START Data records

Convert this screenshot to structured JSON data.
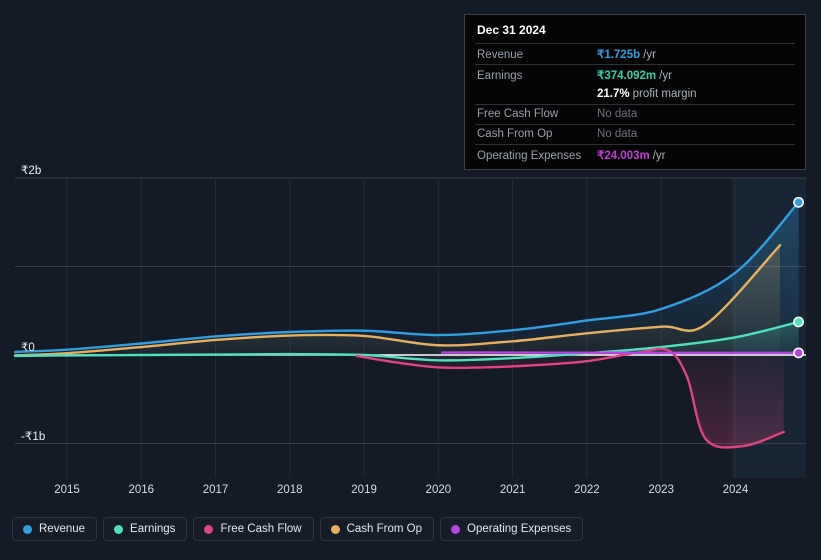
{
  "tooltip": {
    "date": "Dec 31 2024",
    "rows": [
      {
        "label": "Revenue",
        "value": "₹1.725b",
        "unit": "/yr",
        "style": "rev"
      },
      {
        "label": "Earnings",
        "value": "₹374.092m",
        "unit": "/yr",
        "style": "earn"
      },
      {
        "label": "",
        "value": "21.7%",
        "unit": "profit margin",
        "style": "margin"
      },
      {
        "label": "Free Cash Flow",
        "value": "No data",
        "unit": "",
        "style": "nodata"
      },
      {
        "label": "Cash From Op",
        "value": "No data",
        "unit": "",
        "style": "nodata"
      },
      {
        "label": "Operating Expenses",
        "value": "₹24.003m",
        "unit": "/yr",
        "style": "opex"
      }
    ]
  },
  "legend": {
    "items": [
      {
        "label": "Revenue",
        "color": "#2f9fe0"
      },
      {
        "label": "Earnings",
        "color": "#4fe0c0"
      },
      {
        "label": "Free Cash Flow",
        "color": "#e0437f"
      },
      {
        "label": "Cash From Op",
        "color": "#e8b05c"
      },
      {
        "label": "Operating Expenses",
        "color": "#b644e0"
      }
    ]
  },
  "chart_data": {
    "type": "line",
    "title": "",
    "xlabel": "",
    "ylabel": "",
    "currency": "INR",
    "grid": true,
    "legend_position": "bottom",
    "xlim": [
      2014.3,
      2024.95
    ],
    "ylim": [
      -1.3,
      2.15
    ],
    "ytick_labels": [
      "₹2b",
      "₹0",
      "-₹1b"
    ],
    "ytick_values": [
      2.0,
      0.0,
      -1.0
    ],
    "gridline_values": [
      2.0,
      1.0,
      0.0,
      -1.0
    ],
    "xtick_labels": [
      "2015",
      "2016",
      "2017",
      "2018",
      "2019",
      "2020",
      "2021",
      "2022",
      "2023",
      "2024"
    ],
    "xtick_values": [
      2015,
      2016,
      2017,
      2018,
      2019,
      2020,
      2021,
      2022,
      2023,
      2024
    ],
    "units": "billions of INR",
    "forecast_band_start": 2023.95,
    "series": [
      {
        "name": "Revenue",
        "color": "#2f9fe0",
        "end_marker": true,
        "x": [
          2014.3,
          2015,
          2016,
          2017,
          2018,
          2019,
          2020,
          2021,
          2022,
          2023,
          2024,
          2024.85
        ],
        "values": [
          0.035,
          0.06,
          0.13,
          0.21,
          0.26,
          0.275,
          0.225,
          0.28,
          0.39,
          0.52,
          0.93,
          1.725
        ]
      },
      {
        "name": "Earnings",
        "color": "#4fe0c0",
        "end_marker": true,
        "x": [
          2014.3,
          2015,
          2016,
          2017,
          2018,
          2019,
          2020,
          2021,
          2022,
          2023,
          2024,
          2024.85
        ],
        "values": [
          -0.01,
          -0.005,
          0.0,
          0.005,
          0.01,
          0.0,
          -0.06,
          -0.035,
          0.02,
          0.09,
          0.2,
          0.374
        ]
      },
      {
        "name": "Free Cash Flow",
        "color": "#e0437f",
        "end_marker": false,
        "x": [
          2018.9,
          2019.4,
          2020,
          2020.6,
          2021.2,
          2022,
          2022.7,
          2023.1,
          2023.35,
          2023.6,
          2024.1,
          2024.65
        ],
        "values": [
          -0.01,
          -0.08,
          -0.14,
          -0.14,
          -0.12,
          -0.07,
          0.03,
          0.05,
          -0.25,
          -0.95,
          -1.03,
          -0.87
        ]
      },
      {
        "name": "Cash From Op",
        "color": "#e8b05c",
        "end_marker": false,
        "x": [
          2014.3,
          2015,
          2016,
          2017,
          2018,
          2019,
          2020,
          2021,
          2022,
          2023,
          2023.6,
          2024.6
        ],
        "values": [
          -0.005,
          0.02,
          0.09,
          0.17,
          0.22,
          0.215,
          0.11,
          0.155,
          0.245,
          0.32,
          0.345,
          1.24
        ]
      },
      {
        "name": "Operating Expenses",
        "color": "#b644e0",
        "end_marker": true,
        "x": [
          2020.05,
          2021,
          2022,
          2023,
          2024,
          2024.85
        ],
        "values": [
          0.028,
          0.028,
          0.026,
          0.025,
          0.024,
          0.024
        ]
      }
    ]
  }
}
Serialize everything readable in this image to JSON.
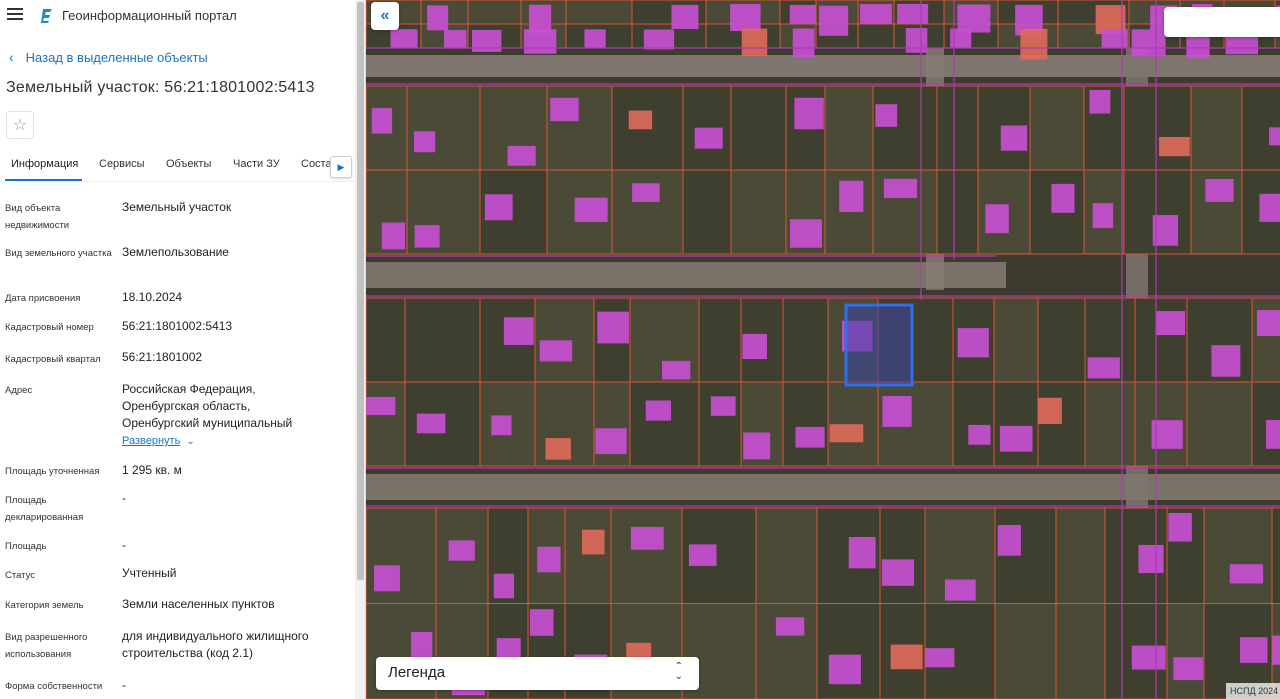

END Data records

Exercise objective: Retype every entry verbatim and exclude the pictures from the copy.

Worked solution:
Convert this screenshot to structured JSON data.
{
  "tooltip": {
    "date": "Dec 31 2024",
    "rows": [
      {
        "label": "Revenue",
        "value": "₹1.725b",
        "unit": "/yr",
        "style": "rev"
      },
      {
        "label": "Earnings",
        "value": "₹374.092m",
        "unit": "/yr",
        "style": "earn"
      },
      {
        "label": "",
        "value": "21.7%",
        "unit": "profit margin",
        "style": "margin"
      },
      {
        "label": "Free Cash Flow",
        "value": "No data",
        "unit": "",
        "style": "nodata"
      },
      {
        "label": "Cash From Op",
        "value": "No data",
        "unit": "",
        "style": "nodata"
      },
      {
        "label": "Operating Expenses",
        "value": "₹24.003m",
        "unit": "/yr",
        "style": "opex"
      }
    ]
  },
  "legend": {
    "items": [
      {
        "label": "Revenue",
        "color": "#2f9fe0"
      },
      {
        "label": "Earnings",
        "color": "#4fe0c0"
      },
      {
        "label": "Free Cash Flow",
        "color": "#e0437f"
      },
      {
        "label": "Cash From Op",
        "color": "#e8b05c"
      },
      {
        "label": "Operating Expenses",
        "color": "#b644e0"
      }
    ]
  },
  "chart_data": {
    "type": "line",
    "title": "",
    "xlabel": "",
    "ylabel": "",
    "currency": "INR",
    "grid": true,
    "legend_position": "bottom",
    "xlim": [
      2014.3,
      2024.95
    ],
    "ylim": [
      -1.3,
      2.15
    ],
    "ytick_labels": [
      "₹2b",
      "₹0",
      "-₹1b"
    ],
    "ytick_values": [
      2.0,
      0.0,
      -1.0
    ],
    "gridline_values": [
      2.0,
      1.0,
      0.0,
      -1.0
    ],
    "xtick_labels": [
      "2015",
      "2016",
      "2017",
      "2018",
      "2019",
      "2020",
      "2021",
      "2022",
      "2023",
      "2024"
    ],
    "xtick_values": [
      2015,
      2016,
      2017,
      2018,
      2019,
      2020,
      2021,
      2022,
      2023,
      2024
    ],
    "units": "billions of INR",
    "forecast_band_start": 2023.95,
    "series": [
      {
        "name": "Revenue",
        "color": "#2f9fe0",
        "end_marker": true,
        "x": [
          2014.3,
          2015,
          2016,
          2017,
          2018,
          2019,
          2020,
          2021,
          2022,
          2023,
          2024,
          2024.85
        ],
        "values": [
          0.035,
          0.06,
          0.13,
          0.21,
          0.26,
          0.275,
          0.225,
          0.28,
          0.39,
          0.52,
          0.93,
          1.725
        ]
      },
      {
        "name": "Earnings",
        "color": "#4fe0c0",
        "end_marker": true,
        "x": [
          2014.3,
          2015,
          2016,
          2017,
          2018,
          2019,
          2020,
          2021,
          2022,
          2023,
          2024,
          2024.85
        ],
        "values": [
          -0.01,
          -0.005,
          0.0,
          0.005,
          0.01,
          0.0,
          -0.06,
          -0.035,
          0.02,
          0.09,
          0.2,
          0.374
        ]
      },
      {
        "name": "Free Cash Flow",
        "color": "#e0437f",
        "end_marker": false,
        "x": [
          2018.9,
          2019.4,
          2020,
          2020.6,
          2021.2,
          2022,
          2022.7,
          2023.1,
          2023.35,
          2023.6,
          2024.1,
          2024.65
        ],
        "values": [
          -0.01,
          -0.08,
          -0.14,
          -0.14,
          -0.12,
          -0.07,
          0.03,
          0.05,
          -0.25,
          -0.95,
          -1.03,
          -0.87
        ]
      },
      {
        "name": "Cash From Op",
        "color": "#e8b05c",
        "end_marker": false,
        "x": [
          2014.3,
          2015,
          2016,
          2017,
          2018,
          2019,
          2020,
          2021,
          2022,
          2023,
          2023.6,
          2024.6
        ],
        "values": [
          -0.005,
          0.02,
          0.09,
          0.17,
          0.22,
          0.215,
          0.11,
          0.155,
          0.245,
          0.32,
          0.345,
          1.24
        ]
      },
      {
        "name": "Operating Expenses",
        "color": "#b644e0",
        "end_marker": true,
        "x": [
          2020.05,
          2021,
          2022,
          2023,
          2024,
          2024.85
        ],
        "values": [
          0.028,
          0.028,
          0.026,
          0.025,
          0.024,
          0.024
        ]
      }
    ]
  }
}
Serialize everything readable in this image to JSON.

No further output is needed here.